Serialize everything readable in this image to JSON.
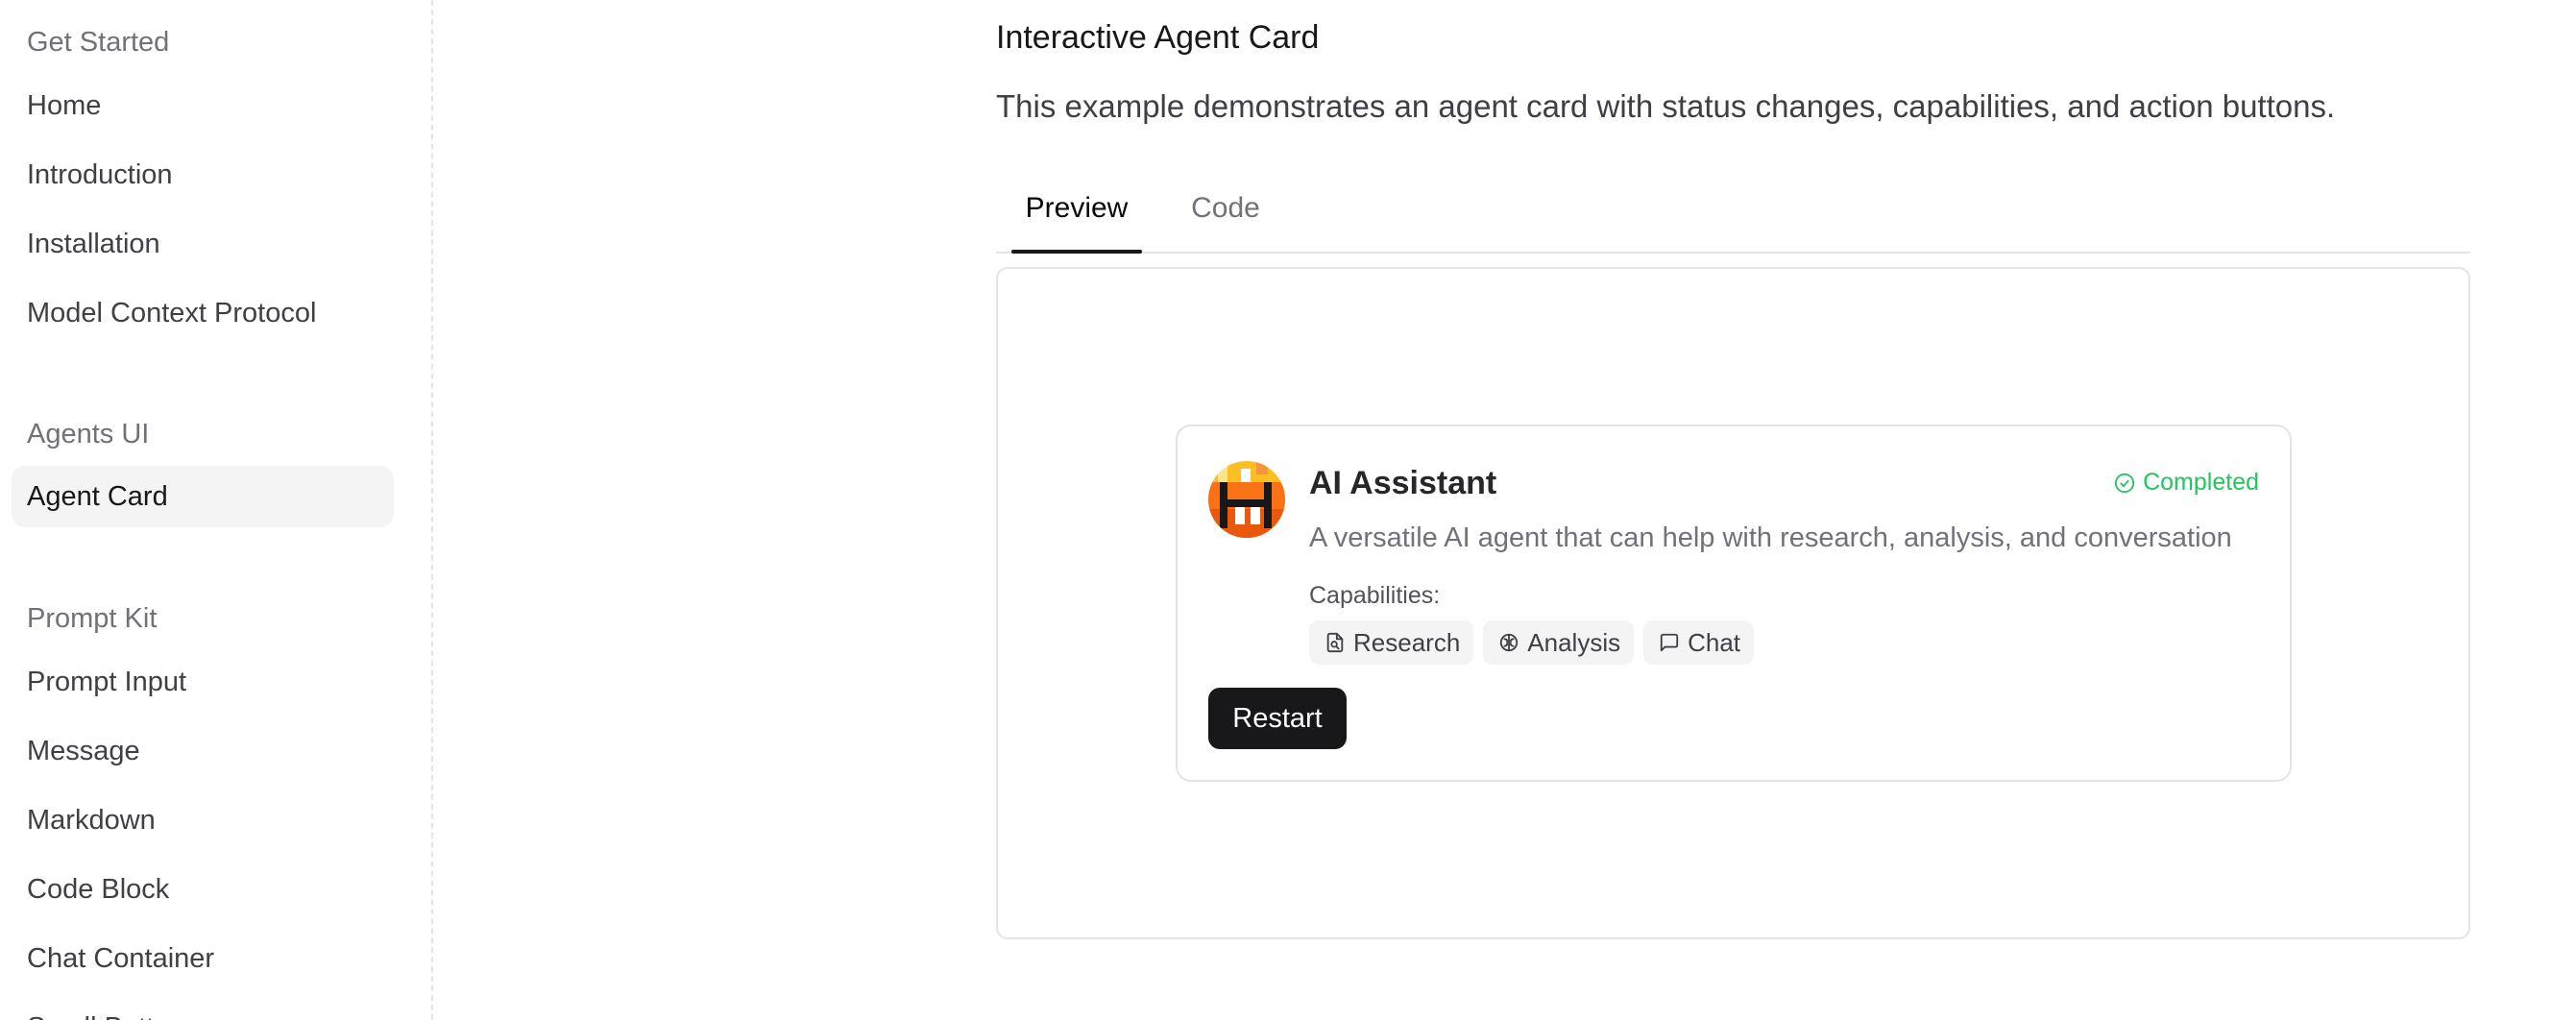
{
  "sidebar": {
    "groups": [
      {
        "title": "Get Started",
        "items": [
          "Home",
          "Introduction",
          "Installation",
          "Model Context Protocol"
        ]
      },
      {
        "title": "Agents UI",
        "items": [
          "Agent Card"
        ]
      },
      {
        "title": "Prompt Kit",
        "items": [
          "Prompt Input",
          "Message",
          "Markdown",
          "Code Block",
          "Chat Container",
          "Scroll Button"
        ]
      }
    ],
    "active_item": "Agent Card"
  },
  "main": {
    "heading": "Interactive Agent Card",
    "description": "This example demonstrates an agent card with status changes, capabilities, and action buttons.",
    "tabs": [
      {
        "label": "Preview"
      },
      {
        "label": "Code"
      }
    ],
    "active_tab": "Preview"
  },
  "agent_card": {
    "name": "AI Assistant",
    "status": "Completed",
    "description": "A versatile AI agent that can help with research, analysis, and conversation",
    "capabilities_label": "Capabilities:",
    "capabilities": [
      {
        "label": "Research",
        "icon": "file-search-icon"
      },
      {
        "label": "Analysis",
        "icon": "brain-icon"
      },
      {
        "label": "Chat",
        "icon": "message-square-icon"
      }
    ],
    "action_label": "Restart"
  },
  "colors": {
    "status_green": "#22c55e",
    "button_bg": "#18181b",
    "active_nav_bg": "#f4f4f5",
    "avatar_orange": "#f97316",
    "avatar_yellow": "#fbbf24"
  }
}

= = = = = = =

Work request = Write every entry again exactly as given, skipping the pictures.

Final answer =
Serialize everything readable in this image to JSON.
{
  "sidebar": {
    "groups": [
      {
        "title": "Get Started",
        "items": [
          "Home",
          "Introduction",
          "Installation",
          "Model Context Protocol"
        ]
      },
      {
        "title": "Agents UI",
        "items": [
          "Agent Card"
        ]
      },
      {
        "title": "Prompt Kit",
        "items": [
          "Prompt Input",
          "Message",
          "Markdown",
          "Code Block",
          "Chat Container",
          "Scroll Button"
        ]
      }
    ],
    "active_item": "Agent Card"
  },
  "main": {
    "heading": "Interactive Agent Card",
    "description": "This example demonstrates an agent card with status changes, capabilities, and action buttons.",
    "tabs": [
      {
        "label": "Preview"
      },
      {
        "label": "Code"
      }
    ],
    "active_tab": "Preview"
  },
  "agent_card": {
    "name": "AI Assistant",
    "status": "Completed",
    "description": "A versatile AI agent that can help with research, analysis, and conversation",
    "capabilities_label": "Capabilities:",
    "capabilities": [
      {
        "label": "Research",
        "icon": "file-search-icon"
      },
      {
        "label": "Analysis",
        "icon": "brain-icon"
      },
      {
        "label": "Chat",
        "icon": "message-square-icon"
      }
    ],
    "action_label": "Restart"
  },
  "colors": {
    "status_green": "#22c55e",
    "button_bg": "#18181b",
    "active_nav_bg": "#f4f4f5",
    "avatar_orange": "#f97316",
    "avatar_yellow": "#fbbf24"
  }
}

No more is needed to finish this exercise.